■ Work instructions:
Lines containing "expanded" should be pulled from the material below.

■ Input data:
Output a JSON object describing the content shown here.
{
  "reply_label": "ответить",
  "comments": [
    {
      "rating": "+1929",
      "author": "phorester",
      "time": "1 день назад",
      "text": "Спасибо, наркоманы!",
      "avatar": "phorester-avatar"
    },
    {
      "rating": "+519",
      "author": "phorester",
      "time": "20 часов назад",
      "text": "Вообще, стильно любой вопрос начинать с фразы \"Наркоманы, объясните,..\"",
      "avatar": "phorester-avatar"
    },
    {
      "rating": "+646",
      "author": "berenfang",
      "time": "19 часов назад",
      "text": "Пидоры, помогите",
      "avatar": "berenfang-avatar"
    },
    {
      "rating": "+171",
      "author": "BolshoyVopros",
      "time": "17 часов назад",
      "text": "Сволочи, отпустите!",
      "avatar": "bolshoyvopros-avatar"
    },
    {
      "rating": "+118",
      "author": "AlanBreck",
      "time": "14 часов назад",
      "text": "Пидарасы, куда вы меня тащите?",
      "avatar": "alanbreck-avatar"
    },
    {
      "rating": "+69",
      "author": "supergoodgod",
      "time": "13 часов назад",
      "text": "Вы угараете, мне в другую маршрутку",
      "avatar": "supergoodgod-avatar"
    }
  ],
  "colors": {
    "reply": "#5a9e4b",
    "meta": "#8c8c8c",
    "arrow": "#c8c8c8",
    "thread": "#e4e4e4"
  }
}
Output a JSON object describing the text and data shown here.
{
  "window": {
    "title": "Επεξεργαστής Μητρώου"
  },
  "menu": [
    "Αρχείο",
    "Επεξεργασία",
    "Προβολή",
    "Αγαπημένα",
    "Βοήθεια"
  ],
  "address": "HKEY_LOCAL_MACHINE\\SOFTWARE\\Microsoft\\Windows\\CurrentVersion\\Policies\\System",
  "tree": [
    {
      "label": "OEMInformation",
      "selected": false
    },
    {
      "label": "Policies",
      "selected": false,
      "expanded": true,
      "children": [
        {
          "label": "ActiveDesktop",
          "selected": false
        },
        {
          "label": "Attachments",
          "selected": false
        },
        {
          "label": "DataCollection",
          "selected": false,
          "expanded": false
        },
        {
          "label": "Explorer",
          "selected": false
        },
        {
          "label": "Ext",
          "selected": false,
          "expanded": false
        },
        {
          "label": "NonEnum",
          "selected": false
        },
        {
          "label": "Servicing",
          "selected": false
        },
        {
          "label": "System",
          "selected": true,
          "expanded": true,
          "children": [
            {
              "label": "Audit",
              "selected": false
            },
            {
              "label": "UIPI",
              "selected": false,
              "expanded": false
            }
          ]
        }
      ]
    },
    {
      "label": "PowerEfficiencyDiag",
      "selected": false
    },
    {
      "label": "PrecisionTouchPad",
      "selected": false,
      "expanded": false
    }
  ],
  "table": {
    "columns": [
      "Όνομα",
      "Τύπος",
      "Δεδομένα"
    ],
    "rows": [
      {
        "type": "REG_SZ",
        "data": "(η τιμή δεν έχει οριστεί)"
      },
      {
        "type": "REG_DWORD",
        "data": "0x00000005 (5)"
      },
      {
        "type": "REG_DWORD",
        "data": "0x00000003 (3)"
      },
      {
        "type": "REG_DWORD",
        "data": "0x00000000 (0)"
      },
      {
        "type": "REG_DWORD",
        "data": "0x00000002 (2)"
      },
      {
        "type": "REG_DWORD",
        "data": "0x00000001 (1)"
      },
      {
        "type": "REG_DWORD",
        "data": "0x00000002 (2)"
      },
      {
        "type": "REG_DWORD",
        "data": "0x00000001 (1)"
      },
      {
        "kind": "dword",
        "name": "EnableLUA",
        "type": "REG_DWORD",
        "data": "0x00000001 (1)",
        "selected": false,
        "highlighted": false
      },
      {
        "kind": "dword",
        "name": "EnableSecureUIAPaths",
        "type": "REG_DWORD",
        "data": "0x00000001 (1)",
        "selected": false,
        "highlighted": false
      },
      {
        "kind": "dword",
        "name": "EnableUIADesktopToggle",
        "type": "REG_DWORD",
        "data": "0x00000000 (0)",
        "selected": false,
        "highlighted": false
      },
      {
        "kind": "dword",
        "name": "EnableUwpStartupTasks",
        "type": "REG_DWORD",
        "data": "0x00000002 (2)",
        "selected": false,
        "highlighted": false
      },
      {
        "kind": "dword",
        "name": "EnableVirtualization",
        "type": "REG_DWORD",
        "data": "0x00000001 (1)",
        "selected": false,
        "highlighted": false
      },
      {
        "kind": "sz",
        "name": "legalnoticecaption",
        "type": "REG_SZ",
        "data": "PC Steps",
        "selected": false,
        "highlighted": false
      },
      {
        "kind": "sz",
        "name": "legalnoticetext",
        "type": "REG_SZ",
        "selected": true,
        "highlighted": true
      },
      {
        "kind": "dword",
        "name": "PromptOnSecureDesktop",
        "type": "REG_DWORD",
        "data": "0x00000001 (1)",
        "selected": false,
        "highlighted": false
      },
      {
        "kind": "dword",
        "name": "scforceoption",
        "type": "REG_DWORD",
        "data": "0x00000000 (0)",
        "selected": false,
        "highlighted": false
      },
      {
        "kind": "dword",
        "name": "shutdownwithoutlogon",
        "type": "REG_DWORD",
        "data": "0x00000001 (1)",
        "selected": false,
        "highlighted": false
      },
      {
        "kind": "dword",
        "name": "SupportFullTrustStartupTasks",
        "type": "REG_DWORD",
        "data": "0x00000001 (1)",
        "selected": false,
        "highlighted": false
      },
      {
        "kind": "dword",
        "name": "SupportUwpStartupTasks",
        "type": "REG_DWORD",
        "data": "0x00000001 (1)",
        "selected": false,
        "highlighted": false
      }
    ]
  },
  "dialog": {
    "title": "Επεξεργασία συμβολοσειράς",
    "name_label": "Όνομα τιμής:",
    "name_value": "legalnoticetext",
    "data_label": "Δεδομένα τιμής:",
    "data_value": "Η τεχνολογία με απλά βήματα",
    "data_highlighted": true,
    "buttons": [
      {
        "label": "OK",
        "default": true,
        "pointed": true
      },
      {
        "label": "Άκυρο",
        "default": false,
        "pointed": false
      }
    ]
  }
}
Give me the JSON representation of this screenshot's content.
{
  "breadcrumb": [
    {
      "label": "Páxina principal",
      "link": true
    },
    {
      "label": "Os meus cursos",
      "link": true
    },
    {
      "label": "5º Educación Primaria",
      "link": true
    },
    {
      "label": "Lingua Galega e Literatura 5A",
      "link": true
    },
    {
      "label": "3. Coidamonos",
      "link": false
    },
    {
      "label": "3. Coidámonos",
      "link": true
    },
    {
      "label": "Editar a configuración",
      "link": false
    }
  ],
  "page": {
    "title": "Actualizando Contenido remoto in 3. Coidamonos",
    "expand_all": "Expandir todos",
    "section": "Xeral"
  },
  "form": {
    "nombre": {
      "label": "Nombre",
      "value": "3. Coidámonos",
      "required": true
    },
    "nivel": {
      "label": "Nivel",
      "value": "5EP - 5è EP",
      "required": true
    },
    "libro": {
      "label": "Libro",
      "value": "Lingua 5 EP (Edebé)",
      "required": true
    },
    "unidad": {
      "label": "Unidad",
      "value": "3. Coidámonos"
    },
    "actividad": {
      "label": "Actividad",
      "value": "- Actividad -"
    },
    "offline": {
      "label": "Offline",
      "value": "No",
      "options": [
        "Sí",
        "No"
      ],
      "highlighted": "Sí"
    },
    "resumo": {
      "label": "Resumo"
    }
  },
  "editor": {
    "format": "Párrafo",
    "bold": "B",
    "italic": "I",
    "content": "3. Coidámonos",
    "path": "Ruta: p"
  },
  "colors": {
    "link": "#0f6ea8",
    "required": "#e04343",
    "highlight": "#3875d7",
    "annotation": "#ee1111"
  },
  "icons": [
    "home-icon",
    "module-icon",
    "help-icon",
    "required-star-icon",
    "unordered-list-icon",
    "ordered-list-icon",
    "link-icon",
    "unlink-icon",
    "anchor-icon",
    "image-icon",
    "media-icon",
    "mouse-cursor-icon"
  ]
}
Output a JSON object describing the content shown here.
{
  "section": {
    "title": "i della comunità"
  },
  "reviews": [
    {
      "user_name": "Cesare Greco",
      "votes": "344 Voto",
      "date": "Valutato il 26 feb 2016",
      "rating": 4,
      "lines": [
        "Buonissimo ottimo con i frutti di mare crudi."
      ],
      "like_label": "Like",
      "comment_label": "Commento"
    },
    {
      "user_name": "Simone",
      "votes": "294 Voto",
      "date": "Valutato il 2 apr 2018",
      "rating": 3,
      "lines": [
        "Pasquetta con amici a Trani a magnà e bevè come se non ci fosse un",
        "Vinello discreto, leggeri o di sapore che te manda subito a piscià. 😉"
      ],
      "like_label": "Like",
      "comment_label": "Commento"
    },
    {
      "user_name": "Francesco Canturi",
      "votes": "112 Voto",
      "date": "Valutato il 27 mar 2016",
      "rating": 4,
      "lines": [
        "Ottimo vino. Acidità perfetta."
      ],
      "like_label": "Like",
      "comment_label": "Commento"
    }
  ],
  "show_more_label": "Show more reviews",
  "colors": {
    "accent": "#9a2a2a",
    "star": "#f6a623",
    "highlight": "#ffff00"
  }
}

■ The completed task:
      "expanded": true,
          "expanded": false
          "expanded": false
          "expanded": true,
              "expanded": false
      "expanded": false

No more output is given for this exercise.